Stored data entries
● ● ● ● ● ● ●

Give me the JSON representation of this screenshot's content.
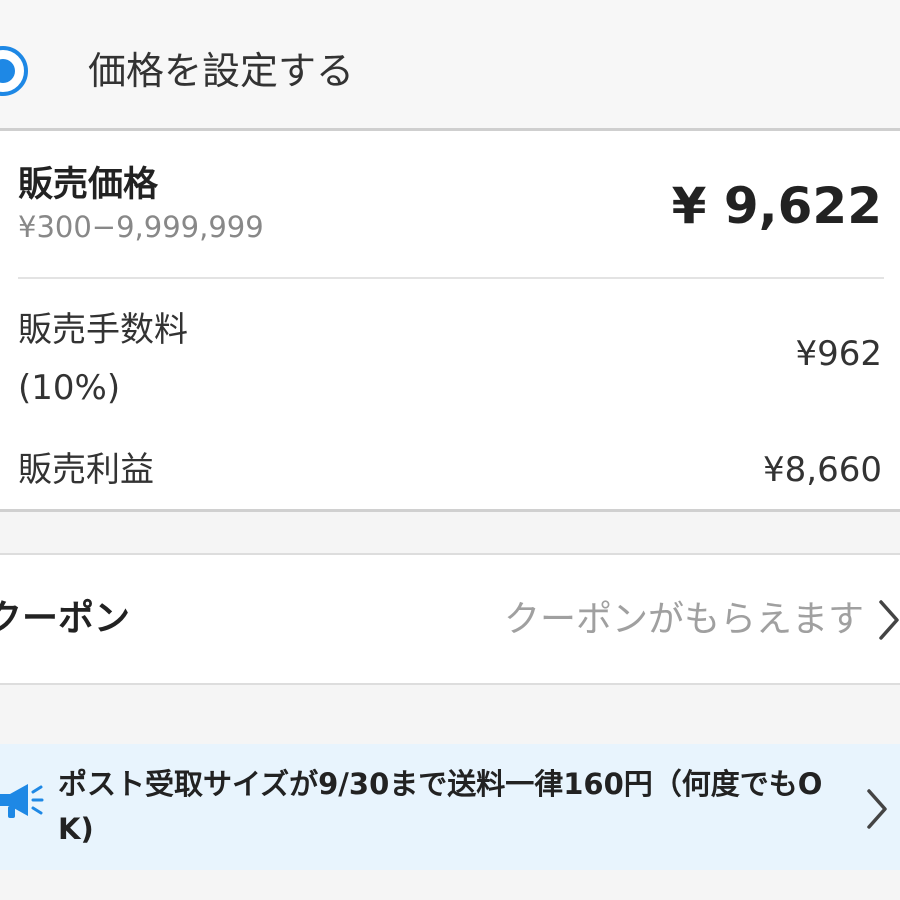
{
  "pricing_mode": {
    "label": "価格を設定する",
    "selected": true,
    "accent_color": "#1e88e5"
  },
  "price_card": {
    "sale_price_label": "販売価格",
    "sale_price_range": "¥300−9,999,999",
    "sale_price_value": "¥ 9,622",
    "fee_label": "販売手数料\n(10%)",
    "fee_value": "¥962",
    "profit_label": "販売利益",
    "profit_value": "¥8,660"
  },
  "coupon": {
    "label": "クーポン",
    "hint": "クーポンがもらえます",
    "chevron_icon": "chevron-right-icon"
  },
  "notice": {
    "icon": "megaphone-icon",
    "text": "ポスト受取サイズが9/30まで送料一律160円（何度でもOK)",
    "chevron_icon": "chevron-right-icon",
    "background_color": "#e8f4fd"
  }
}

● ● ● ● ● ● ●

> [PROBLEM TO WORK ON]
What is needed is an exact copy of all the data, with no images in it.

> [EXERCISE OUTPUT]
Give me the JSON representation of this screenshot's content.
{
  "pricing_mode": {
    "label": "価格を設定する",
    "selected": true,
    "accent_color": "#1e88e5"
  },
  "price_card": {
    "sale_price_label": "販売価格",
    "sale_price_range": "¥300−9,999,999",
    "sale_price_value": "¥ 9,622",
    "fee_label": "販売手数料\n(10%)",
    "fee_value": "¥962",
    "profit_label": "販売利益",
    "profit_value": "¥8,660"
  },
  "coupon": {
    "label": "クーポン",
    "hint": "クーポンがもらえます",
    "chevron_icon": "chevron-right-icon"
  },
  "notice": {
    "icon": "megaphone-icon",
    "text": "ポスト受取サイズが9/30まで送料一律160円（何度でもOK)",
    "chevron_icon": "chevron-right-icon",
    "background_color": "#e8f4fd"
  }
}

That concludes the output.